ASSIGNMENT - Restate word for word every entry that appears below, skipping its pictures.

MATERIAL PROVIDED -
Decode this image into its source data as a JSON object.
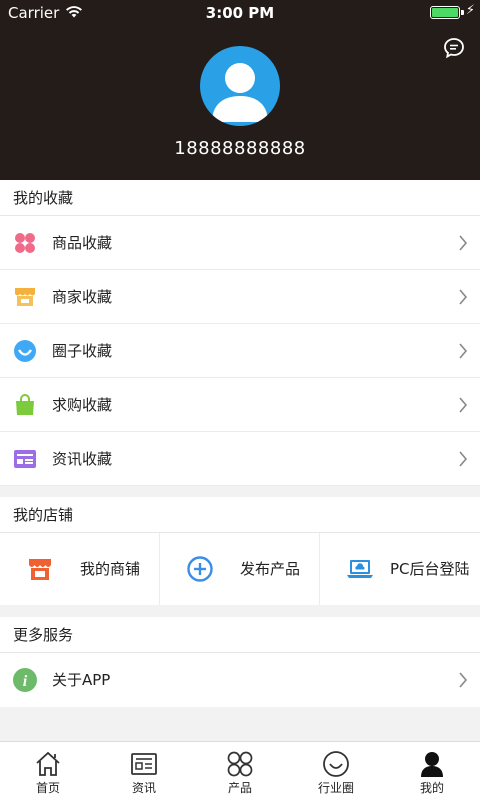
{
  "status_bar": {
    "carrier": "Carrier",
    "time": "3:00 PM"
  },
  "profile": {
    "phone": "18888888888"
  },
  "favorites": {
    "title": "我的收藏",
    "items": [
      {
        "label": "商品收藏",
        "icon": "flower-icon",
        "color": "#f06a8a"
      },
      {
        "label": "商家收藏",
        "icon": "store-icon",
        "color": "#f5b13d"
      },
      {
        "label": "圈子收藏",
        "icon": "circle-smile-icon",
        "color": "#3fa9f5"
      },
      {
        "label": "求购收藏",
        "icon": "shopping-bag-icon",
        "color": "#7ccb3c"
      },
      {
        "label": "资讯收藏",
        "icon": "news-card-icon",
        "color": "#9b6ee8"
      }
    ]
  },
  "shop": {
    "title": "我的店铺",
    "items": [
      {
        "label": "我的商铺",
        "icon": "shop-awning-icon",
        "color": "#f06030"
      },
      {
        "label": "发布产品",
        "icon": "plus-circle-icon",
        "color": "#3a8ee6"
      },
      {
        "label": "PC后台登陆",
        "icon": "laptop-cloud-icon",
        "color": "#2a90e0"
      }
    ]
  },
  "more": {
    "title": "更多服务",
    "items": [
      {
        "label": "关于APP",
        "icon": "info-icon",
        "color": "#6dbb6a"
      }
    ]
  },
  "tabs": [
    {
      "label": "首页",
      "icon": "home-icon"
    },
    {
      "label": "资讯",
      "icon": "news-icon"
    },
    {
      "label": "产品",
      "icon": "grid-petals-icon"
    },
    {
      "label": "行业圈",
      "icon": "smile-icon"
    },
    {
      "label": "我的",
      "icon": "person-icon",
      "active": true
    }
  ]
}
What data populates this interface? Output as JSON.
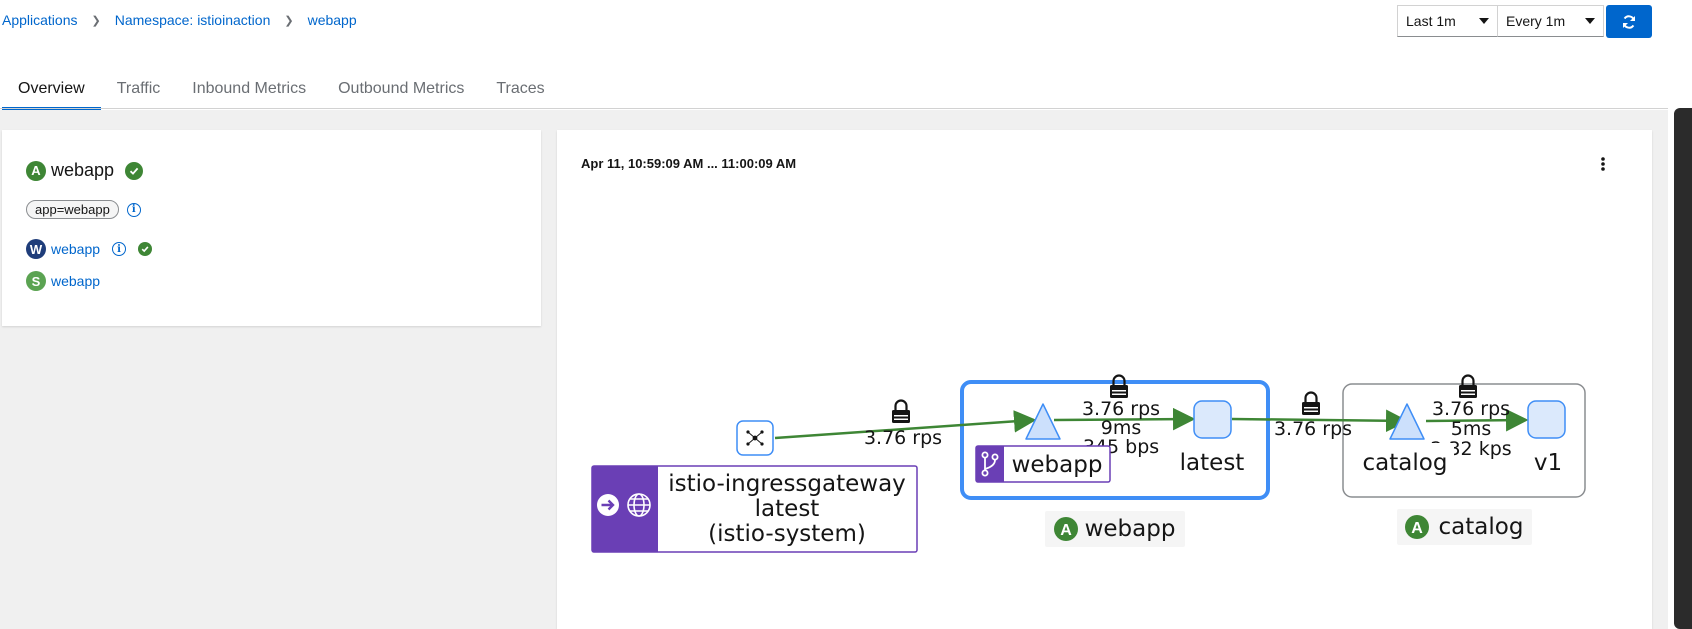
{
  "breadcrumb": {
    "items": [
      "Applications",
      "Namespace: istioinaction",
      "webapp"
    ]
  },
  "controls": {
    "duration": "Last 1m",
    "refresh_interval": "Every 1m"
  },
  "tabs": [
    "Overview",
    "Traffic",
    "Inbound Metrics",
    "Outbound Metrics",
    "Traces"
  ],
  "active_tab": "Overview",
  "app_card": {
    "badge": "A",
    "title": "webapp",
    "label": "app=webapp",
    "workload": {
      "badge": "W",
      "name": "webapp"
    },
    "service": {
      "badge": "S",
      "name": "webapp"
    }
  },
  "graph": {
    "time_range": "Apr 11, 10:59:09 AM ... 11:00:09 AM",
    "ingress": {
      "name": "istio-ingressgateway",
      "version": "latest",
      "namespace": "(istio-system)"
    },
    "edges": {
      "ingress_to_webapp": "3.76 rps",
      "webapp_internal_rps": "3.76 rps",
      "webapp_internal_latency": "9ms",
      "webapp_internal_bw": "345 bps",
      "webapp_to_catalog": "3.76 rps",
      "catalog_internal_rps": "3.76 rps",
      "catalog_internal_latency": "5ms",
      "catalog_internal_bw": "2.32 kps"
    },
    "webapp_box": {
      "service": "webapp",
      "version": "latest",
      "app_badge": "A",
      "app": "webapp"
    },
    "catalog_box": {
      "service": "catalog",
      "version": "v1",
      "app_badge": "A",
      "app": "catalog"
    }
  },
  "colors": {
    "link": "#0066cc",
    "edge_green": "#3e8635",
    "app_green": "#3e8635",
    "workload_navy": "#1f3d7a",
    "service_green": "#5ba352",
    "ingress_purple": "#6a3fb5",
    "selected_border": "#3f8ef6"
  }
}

YOUR SOLUTION -
Decode this image into its source data as a JSON object.
{
  "status_bar": {
    "carrier": "Carrier",
    "time": "3:00 PM"
  },
  "profile": {
    "phone": "18888888888"
  },
  "favorites": {
    "title": "我的收藏",
    "items": [
      {
        "label": "商品收藏",
        "icon": "flower-icon",
        "color": "#f06a8a"
      },
      {
        "label": "商家收藏",
        "icon": "store-icon",
        "color": "#f5b13d"
      },
      {
        "label": "圈子收藏",
        "icon": "circle-smile-icon",
        "color": "#3fa9f5"
      },
      {
        "label": "求购收藏",
        "icon": "shopping-bag-icon",
        "color": "#7ccb3c"
      },
      {
        "label": "资讯收藏",
        "icon": "news-card-icon",
        "color": "#9b6ee8"
      }
    ]
  },
  "shop": {
    "title": "我的店铺",
    "items": [
      {
        "label": "我的商铺",
        "icon": "shop-awning-icon",
        "color": "#f06030"
      },
      {
        "label": "发布产品",
        "icon": "plus-circle-icon",
        "color": "#3a8ee6"
      },
      {
        "label": "PC后台登陆",
        "icon": "laptop-cloud-icon",
        "color": "#2a90e0"
      }
    ]
  },
  "more": {
    "title": "更多服务",
    "items": [
      {
        "label": "关于APP",
        "icon": "info-icon",
        "color": "#6dbb6a"
      }
    ]
  },
  "tabs": [
    {
      "label": "首页",
      "icon": "home-icon"
    },
    {
      "label": "资讯",
      "icon": "news-icon"
    },
    {
      "label": "产品",
      "icon": "grid-petals-icon"
    },
    {
      "label": "行业圈",
      "icon": "smile-icon"
    },
    {
      "label": "我的",
      "icon": "person-icon",
      "active": true
    }
  ]
}
What data populates this interface? Output as JSON.
{
  "breadcrumb": {
    "items": [
      "Applications",
      "Namespace: istioinaction",
      "webapp"
    ]
  },
  "controls": {
    "duration": "Last 1m",
    "refresh_interval": "Every 1m"
  },
  "tabs": [
    "Overview",
    "Traffic",
    "Inbound Metrics",
    "Outbound Metrics",
    "Traces"
  ],
  "active_tab": "Overview",
  "app_card": {
    "badge": "A",
    "title": "webapp",
    "label": "app=webapp",
    "workload": {
      "badge": "W",
      "name": "webapp"
    },
    "service": {
      "badge": "S",
      "name": "webapp"
    }
  },
  "graph": {
    "time_range": "Apr 11, 10:59:09 AM ... 11:00:09 AM",
    "ingress": {
      "name": "istio-ingressgateway",
      "version": "latest",
      "namespace": "(istio-system)"
    },
    "edges": {
      "ingress_to_webapp": "3.76 rps",
      "webapp_internal_rps": "3.76 rps",
      "webapp_internal_latency": "9ms",
      "webapp_internal_bw": "345 bps",
      "webapp_to_catalog": "3.76 rps",
      "catalog_internal_rps": "3.76 rps",
      "catalog_internal_latency": "5ms",
      "catalog_internal_bw": "2.32 kps"
    },
    "webapp_box": {
      "service": "webapp",
      "version": "latest",
      "app_badge": "A",
      "app": "webapp"
    },
    "catalog_box": {
      "service": "catalog",
      "version": "v1",
      "app_badge": "A",
      "app": "catalog"
    }
  },
  "colors": {
    "link": "#0066cc",
    "edge_green": "#3e8635",
    "app_green": "#3e8635",
    "workload_navy": "#1f3d7a",
    "service_green": "#5ba352",
    "ingress_purple": "#6a3fb5",
    "selected_border": "#3f8ef6"
  }
}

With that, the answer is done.